(Last Updated on January 29, 2016 by Editor)
ZIMBABWE – The second relocation of over 2 500 Tokwe-Mukosi flood victims from the one-hectare plots at the Nuanetsi Ranch in Mwenezi to habitable areas, is hanging in the balance as Government has not yet availed funding to peg new permanent plots.
This comes as the flood victims are battling a severe food shortage, as they have struggled to carry out meaningful agricultural activities since their relocation from Chingwizi Camp because of extremely arid conditions and insufficient arable land at Nuanetsi.
A Cabinet committee led by Local Government, Public Works and National Housing Minister Saviour Kasukuwere last October ordered the immediate relocation of the flood victims to bigger plots after discovering that the area was unsuitable for human habitation.

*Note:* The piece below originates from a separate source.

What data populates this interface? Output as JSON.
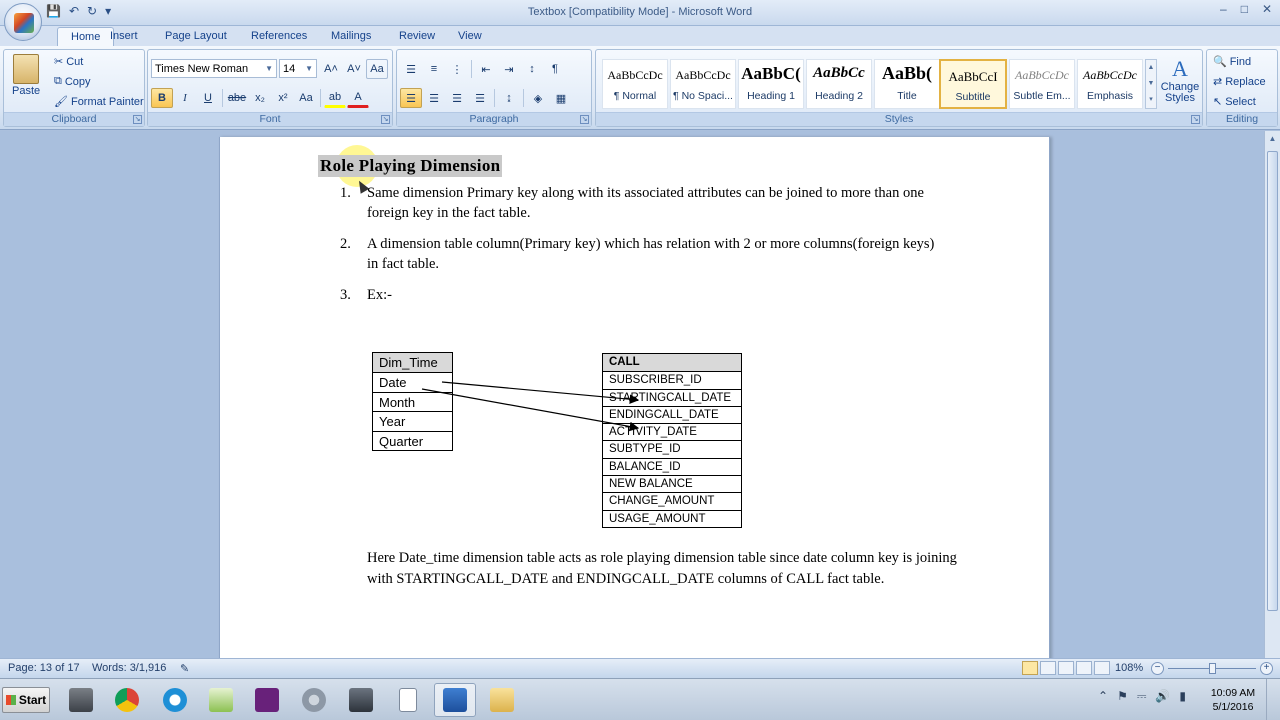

The Tokwe-Mukosi relocation taskforce led by Masvingo provincial affairs minister Senator Shuvai Mahofa had identified seven farms in Chiredzi, Mwenezi and Masvingo districts to permanently relocate the families.

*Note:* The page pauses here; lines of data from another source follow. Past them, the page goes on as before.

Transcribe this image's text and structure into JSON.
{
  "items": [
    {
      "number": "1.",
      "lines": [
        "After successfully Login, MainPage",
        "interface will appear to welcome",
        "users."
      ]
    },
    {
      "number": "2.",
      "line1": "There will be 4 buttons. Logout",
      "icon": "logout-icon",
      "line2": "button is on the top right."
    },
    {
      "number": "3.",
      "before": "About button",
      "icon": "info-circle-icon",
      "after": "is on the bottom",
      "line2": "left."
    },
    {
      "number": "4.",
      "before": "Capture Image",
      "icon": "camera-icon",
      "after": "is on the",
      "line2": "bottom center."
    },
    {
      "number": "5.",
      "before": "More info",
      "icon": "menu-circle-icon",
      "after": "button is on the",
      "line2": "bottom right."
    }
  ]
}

Some of the identified farms were Mutirikwe Section of Nuanetsi Ranch, Masangula, Umfuli, Lundi, Javarirai and Magudu Ranch.
The flood victims are still awaiting relocation to the new plots almost four months after Minister Kasukuwere ordered the move.
Masvingo provincial administrator Mr Felix Chikovo yesterday cited lack of funding for the slow relocation of the families to the designated permanent sites. He said plots intended for resettling the families had not yet been pegged because of lack of funds.
“There is nothing much that has happened to move the families at Chingwizi to bigger permanent plots because the problem is lack of funding to peg their plots,’’ said Mr Chikovo.
“There are seven farms that were identified to resettle the flood victims, but those areas must be pegged first so that each family gets a 20-hectare plot for building a permanent homestead, agricultural activities and grazing pastures. We are not sure when the relocation will take place.’’
Besides extreme aridity at Nuanetsi which makes human habitation difficult, the flood victims want to be moved to pave way for a $400 million ethanol plant planned by the Zimbabwe Bio-Energy, which is a joint venture between the Development Trust of Zimbabwe and a group of private investors fronted by businessman Mr Billy Rautenbach.